_Exercise brief_: Look through the listing below and say how many lines contain the word "kind". Nothing else belongs in the reply.
======== Listed entries
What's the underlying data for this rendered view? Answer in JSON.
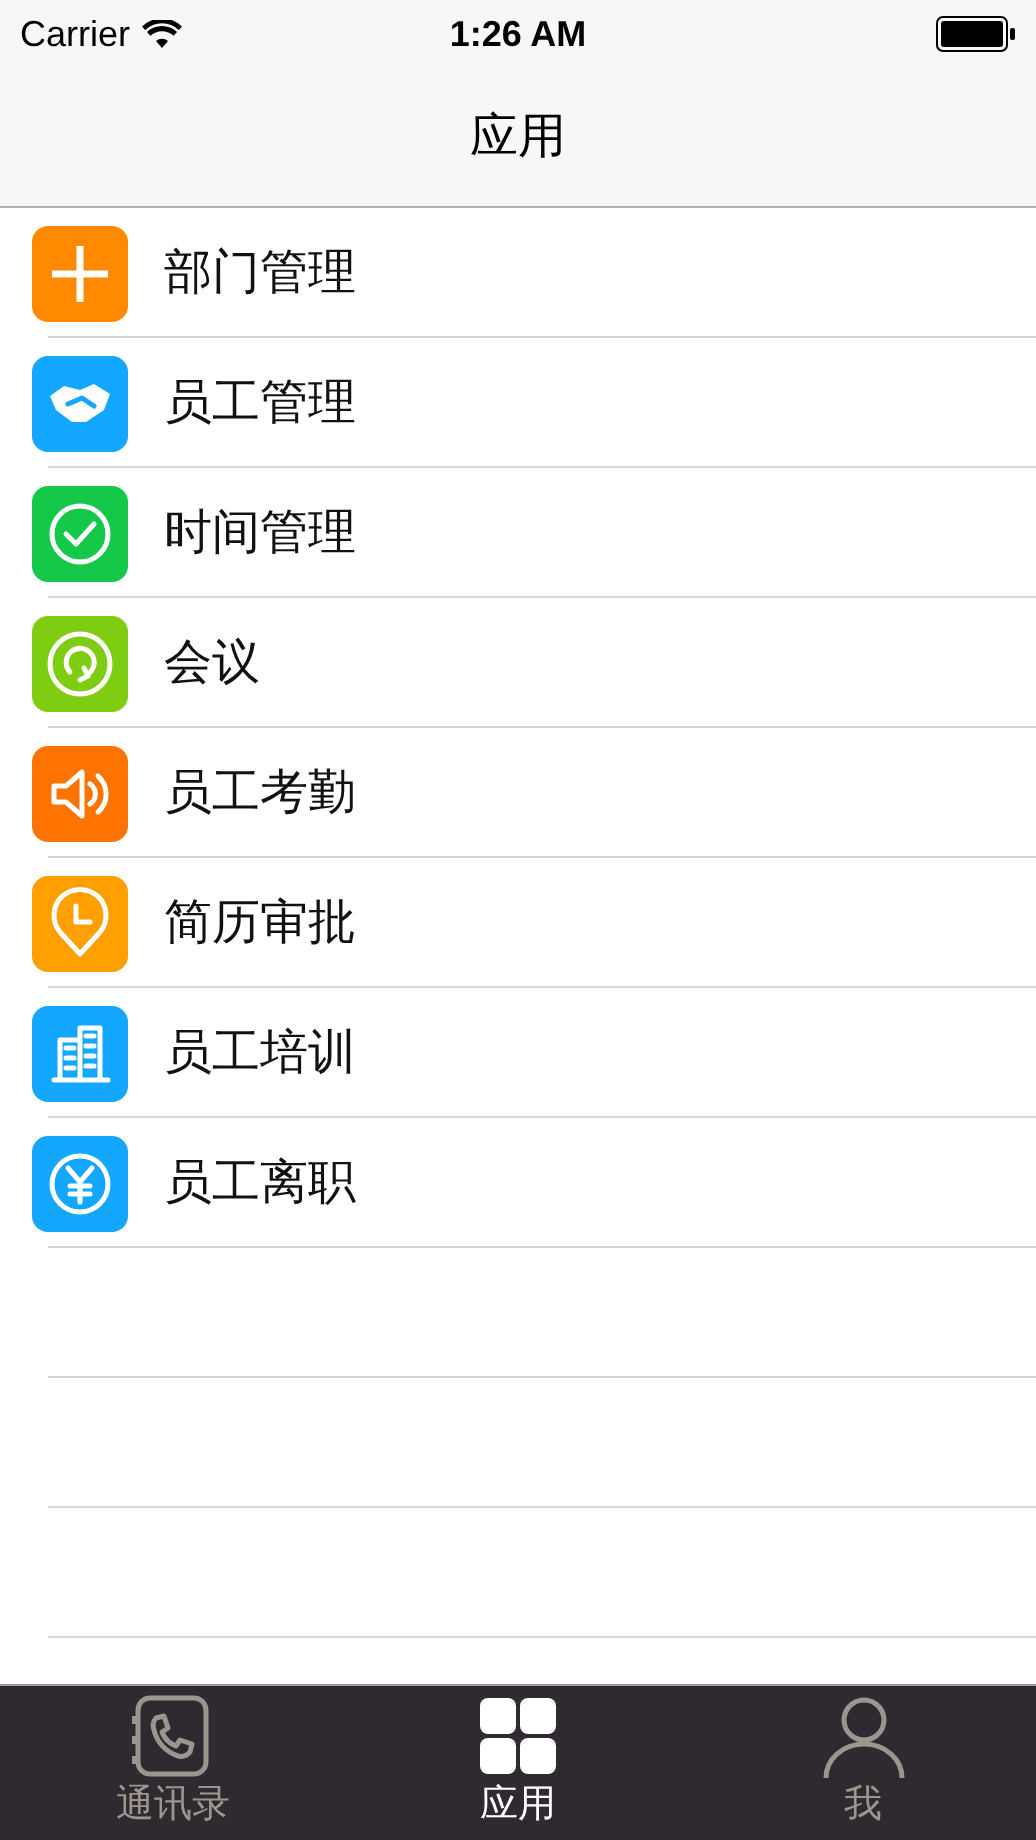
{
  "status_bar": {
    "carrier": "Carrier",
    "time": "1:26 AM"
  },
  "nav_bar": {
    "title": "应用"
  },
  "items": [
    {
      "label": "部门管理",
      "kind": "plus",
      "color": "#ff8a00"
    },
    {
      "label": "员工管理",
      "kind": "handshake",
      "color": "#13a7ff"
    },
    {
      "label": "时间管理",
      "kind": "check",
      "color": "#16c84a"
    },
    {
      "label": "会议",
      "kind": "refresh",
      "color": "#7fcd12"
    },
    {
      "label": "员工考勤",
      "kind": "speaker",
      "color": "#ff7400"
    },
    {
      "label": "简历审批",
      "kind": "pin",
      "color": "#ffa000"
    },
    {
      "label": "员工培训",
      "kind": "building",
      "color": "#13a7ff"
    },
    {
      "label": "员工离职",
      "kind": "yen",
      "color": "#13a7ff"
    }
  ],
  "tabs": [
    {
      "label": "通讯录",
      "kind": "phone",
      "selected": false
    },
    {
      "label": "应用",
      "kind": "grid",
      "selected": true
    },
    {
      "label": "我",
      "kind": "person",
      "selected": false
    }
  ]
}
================
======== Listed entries
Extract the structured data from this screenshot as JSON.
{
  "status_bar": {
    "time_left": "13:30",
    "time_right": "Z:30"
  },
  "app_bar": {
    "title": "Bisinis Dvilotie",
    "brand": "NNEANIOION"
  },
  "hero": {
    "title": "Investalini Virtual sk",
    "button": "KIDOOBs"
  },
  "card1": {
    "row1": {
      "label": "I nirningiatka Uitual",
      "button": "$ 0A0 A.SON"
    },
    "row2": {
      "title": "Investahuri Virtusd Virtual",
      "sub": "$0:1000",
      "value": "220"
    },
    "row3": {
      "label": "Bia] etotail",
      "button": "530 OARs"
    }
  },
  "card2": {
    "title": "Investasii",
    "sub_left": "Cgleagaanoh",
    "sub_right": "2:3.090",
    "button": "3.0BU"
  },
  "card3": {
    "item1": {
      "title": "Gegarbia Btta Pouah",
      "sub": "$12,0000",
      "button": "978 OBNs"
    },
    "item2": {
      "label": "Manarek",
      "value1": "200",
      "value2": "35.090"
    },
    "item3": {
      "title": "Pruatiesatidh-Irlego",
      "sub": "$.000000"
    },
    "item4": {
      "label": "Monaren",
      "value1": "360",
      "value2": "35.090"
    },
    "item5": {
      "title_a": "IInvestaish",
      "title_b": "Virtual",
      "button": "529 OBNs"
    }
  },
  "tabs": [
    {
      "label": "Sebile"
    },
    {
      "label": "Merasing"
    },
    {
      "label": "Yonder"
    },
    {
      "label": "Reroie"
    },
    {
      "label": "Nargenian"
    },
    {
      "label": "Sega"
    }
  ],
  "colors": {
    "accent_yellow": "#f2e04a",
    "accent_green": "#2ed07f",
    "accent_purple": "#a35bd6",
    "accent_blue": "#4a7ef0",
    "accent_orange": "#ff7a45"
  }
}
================
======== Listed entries
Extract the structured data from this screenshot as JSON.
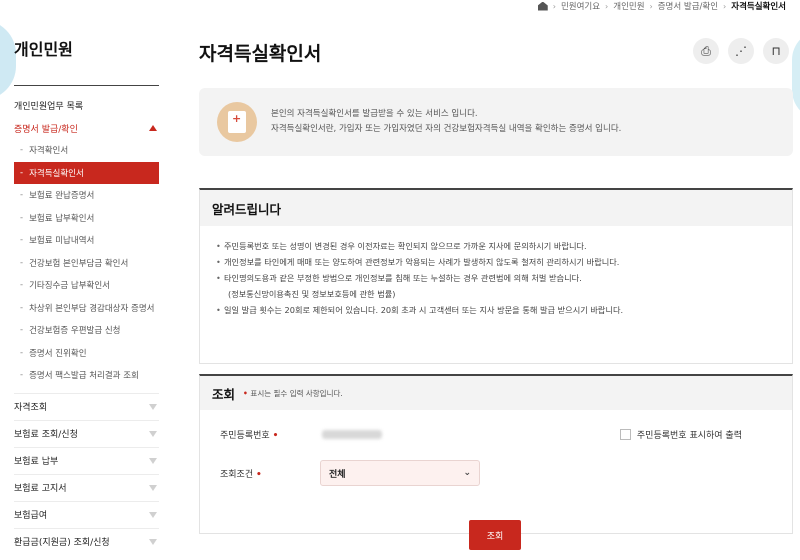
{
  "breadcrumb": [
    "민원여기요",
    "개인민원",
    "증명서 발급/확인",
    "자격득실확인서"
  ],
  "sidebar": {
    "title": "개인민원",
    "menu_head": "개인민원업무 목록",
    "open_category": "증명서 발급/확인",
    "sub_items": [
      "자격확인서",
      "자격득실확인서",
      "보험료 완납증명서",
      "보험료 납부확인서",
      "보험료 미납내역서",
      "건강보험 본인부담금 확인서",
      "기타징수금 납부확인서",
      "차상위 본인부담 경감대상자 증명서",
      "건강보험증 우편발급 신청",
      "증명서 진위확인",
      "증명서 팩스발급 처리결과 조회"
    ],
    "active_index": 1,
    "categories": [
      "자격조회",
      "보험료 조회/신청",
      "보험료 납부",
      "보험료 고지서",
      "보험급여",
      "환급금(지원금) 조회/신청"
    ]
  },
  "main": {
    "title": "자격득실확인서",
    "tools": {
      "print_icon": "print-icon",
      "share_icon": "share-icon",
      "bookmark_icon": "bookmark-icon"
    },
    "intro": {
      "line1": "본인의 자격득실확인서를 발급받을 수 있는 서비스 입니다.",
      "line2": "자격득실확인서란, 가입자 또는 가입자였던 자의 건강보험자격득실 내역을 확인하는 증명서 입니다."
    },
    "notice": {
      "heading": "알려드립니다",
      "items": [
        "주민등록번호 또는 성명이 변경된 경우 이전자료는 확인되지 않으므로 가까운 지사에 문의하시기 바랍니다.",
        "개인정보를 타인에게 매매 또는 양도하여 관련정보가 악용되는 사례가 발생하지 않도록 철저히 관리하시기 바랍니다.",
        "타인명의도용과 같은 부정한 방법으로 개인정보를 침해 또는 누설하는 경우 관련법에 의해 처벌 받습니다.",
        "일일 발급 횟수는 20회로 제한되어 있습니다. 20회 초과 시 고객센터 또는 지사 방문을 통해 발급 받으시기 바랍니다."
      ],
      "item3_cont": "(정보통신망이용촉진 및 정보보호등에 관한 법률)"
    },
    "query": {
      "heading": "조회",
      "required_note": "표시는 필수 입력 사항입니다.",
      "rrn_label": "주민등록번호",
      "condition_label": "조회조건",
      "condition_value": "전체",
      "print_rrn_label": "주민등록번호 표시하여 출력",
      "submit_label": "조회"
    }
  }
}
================
_Exercise solution_: 11